Aside from Zuk’s aforementioned social behemoth, there are a good number of other social services on which to enable two-factor authentication, particularly those that you authorise to post on your behalf. Twitter is one, and you can head to Twitter’s security settings, add and verify your phone number then choose to verify login requests using the number provided on the Security and Privacy tab. You can also opt to verify using the Twitter mobile app.
Buffer had a security incident not long ago, and social managers everywhere collectively squeezed and braced for impact. This could happen on any day of the week, so secure your Buffer account by choosing Enable 2-Step Login from Buffer’s security settings. Popular social manager HootSuite also offers protection, using Google’s Authenticator tool.
Professionally your reputation may suffer should a troublemaker get hold of your LinkedIn credentials, a service itself which has fallen victim to attacks in the past. Since then the network has introduced better security including two-factor, head to LinkedIn’s settings to enable it via the Account then Manage Security option. Last but not least, Yahoo also offers some protection via account settings.

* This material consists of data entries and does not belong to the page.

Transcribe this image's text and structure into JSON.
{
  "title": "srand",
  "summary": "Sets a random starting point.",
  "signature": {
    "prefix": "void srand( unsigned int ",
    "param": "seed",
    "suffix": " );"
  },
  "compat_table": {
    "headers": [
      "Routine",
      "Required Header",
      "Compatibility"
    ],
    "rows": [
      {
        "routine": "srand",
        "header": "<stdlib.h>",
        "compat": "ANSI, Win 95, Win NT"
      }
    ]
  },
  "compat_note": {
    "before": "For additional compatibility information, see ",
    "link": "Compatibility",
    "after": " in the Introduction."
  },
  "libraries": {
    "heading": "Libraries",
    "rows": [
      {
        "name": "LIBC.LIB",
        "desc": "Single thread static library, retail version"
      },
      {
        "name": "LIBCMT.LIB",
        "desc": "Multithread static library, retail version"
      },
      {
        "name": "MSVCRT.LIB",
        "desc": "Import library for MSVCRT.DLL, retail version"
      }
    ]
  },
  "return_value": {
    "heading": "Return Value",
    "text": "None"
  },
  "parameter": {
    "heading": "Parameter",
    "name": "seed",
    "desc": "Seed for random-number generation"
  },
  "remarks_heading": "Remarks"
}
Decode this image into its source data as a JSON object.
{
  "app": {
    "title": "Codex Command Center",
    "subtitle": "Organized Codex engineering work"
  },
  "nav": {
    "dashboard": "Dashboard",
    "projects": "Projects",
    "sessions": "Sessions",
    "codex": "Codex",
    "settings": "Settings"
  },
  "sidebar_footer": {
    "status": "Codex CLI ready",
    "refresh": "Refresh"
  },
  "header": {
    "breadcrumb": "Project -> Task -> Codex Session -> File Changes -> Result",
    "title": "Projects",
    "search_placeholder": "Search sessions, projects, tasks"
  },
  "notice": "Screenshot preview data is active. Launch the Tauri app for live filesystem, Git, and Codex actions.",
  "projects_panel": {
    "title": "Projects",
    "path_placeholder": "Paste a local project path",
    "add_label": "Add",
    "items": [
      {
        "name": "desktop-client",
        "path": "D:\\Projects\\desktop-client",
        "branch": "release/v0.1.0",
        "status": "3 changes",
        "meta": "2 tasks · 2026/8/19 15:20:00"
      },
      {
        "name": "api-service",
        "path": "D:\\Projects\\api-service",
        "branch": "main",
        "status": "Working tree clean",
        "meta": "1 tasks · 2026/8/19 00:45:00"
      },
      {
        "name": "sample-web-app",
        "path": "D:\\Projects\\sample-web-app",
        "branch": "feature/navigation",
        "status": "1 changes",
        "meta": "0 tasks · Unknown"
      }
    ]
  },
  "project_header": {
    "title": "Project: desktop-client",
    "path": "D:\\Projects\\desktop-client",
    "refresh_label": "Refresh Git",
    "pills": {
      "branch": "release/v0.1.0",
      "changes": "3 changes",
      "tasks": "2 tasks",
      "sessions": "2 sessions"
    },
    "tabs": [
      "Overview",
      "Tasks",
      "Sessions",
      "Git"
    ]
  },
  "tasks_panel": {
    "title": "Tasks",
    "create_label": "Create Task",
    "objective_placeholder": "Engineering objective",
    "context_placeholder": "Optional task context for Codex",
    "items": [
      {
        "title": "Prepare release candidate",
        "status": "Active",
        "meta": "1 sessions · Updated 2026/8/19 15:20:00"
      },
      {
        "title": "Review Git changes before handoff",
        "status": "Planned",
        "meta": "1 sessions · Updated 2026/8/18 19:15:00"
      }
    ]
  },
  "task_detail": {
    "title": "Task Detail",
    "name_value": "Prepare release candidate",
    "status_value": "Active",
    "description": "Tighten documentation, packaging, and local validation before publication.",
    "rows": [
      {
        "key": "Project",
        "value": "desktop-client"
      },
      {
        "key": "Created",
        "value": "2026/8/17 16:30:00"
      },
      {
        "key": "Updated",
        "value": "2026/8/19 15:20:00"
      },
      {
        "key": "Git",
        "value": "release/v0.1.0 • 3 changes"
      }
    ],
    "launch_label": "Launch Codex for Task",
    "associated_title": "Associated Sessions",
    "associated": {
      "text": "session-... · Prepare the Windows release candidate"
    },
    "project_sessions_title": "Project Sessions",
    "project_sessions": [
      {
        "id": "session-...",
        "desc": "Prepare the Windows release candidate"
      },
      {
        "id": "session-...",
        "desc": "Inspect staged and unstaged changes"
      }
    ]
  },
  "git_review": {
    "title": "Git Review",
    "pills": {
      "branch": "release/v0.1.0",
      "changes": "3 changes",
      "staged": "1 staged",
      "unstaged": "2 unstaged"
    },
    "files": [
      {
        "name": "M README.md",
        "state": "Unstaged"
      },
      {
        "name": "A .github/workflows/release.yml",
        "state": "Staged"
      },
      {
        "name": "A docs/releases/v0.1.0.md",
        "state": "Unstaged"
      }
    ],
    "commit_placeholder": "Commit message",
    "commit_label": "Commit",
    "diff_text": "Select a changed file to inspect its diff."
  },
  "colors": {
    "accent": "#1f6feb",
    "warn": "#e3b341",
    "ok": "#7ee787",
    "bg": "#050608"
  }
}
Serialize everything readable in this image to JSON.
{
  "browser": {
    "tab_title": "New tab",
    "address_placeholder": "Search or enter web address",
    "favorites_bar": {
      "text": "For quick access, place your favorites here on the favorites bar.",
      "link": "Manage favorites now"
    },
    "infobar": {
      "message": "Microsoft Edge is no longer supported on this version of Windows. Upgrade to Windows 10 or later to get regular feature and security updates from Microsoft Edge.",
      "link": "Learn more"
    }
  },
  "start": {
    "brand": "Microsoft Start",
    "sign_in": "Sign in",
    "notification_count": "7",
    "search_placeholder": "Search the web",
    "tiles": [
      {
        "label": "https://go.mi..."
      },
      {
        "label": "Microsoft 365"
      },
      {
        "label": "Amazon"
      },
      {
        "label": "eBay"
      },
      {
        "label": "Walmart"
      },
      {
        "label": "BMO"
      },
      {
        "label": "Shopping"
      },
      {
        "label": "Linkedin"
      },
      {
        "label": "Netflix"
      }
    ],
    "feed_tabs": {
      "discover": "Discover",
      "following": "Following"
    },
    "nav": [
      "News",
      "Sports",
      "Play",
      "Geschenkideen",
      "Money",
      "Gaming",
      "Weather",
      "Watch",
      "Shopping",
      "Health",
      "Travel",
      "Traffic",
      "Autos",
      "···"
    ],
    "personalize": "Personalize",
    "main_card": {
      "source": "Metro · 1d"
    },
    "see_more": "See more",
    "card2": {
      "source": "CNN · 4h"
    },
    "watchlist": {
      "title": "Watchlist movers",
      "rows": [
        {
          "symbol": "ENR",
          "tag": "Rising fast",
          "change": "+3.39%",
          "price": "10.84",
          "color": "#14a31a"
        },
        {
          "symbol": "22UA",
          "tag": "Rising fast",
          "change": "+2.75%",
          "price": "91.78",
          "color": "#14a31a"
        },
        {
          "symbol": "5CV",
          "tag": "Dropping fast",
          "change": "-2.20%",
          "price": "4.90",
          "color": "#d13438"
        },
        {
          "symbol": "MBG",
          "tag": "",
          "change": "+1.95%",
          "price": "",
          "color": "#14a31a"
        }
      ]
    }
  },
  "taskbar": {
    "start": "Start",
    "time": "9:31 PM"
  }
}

Gamers are often targets for hackers, their personal accounts full to the brim of the latest entertainment and their payment info stored neatly ready for the next purchase. Fortunately content distributors have gotten wise to the threats faced by customers and now offer better security. Steam now famously offers two-factor authentication by default, you can read all about it here.
Battle.net accounts are also highly sought-after and you can keep crooks out of your World of Warcraft by using either the Battle.net Authenticator or mobile authenticator. Even EA added the protection to Origin’s Security settings, accessed via the Login Verification option. And if you don’t want to find yourself making the biggest pledge next time round, even the Humble Bundle supports two-step protection. If you’re an Xbox gamer, don’t forget to secure your Microsoft Account (instructions for which can be found above).
Online Storage & More
Files in your online cloud storage probably shouldn’t contain too much personal information, but protecting them against all new login attempts is a great idea anyway. Dropbox was one of the earliest services to support two-factor authentication, enable it from Account sign in under Dropbox settings. Box also offers similar levels of protection, head to Box account settings to enable it.
The thought of someone getting into my Evernote account fills me with dread, and it should be the same for you too. Enable two-step protection by logging in and changing your Evernote security settings. Two-step verification via a mobile device (SMS) requires premium, but you can still use Google Authenticator on iOS, Android or Blackberry for free.
If your favourite services aren’t yet supporting two-factor authentication, you might want to let the developers know that there is a demand for it. Personal information breaches can be as costly as your credit card credentials could be leaked, so it pays to take no chances in the world of online security. If the option is there – use it.
Evan Hahn is one blogger who has taken it upon himself to maintain a list of services that support two-factor authentication, and you should check out his list if you’re looking for particularly security-conscious services. You can recommend other services in the comments, below.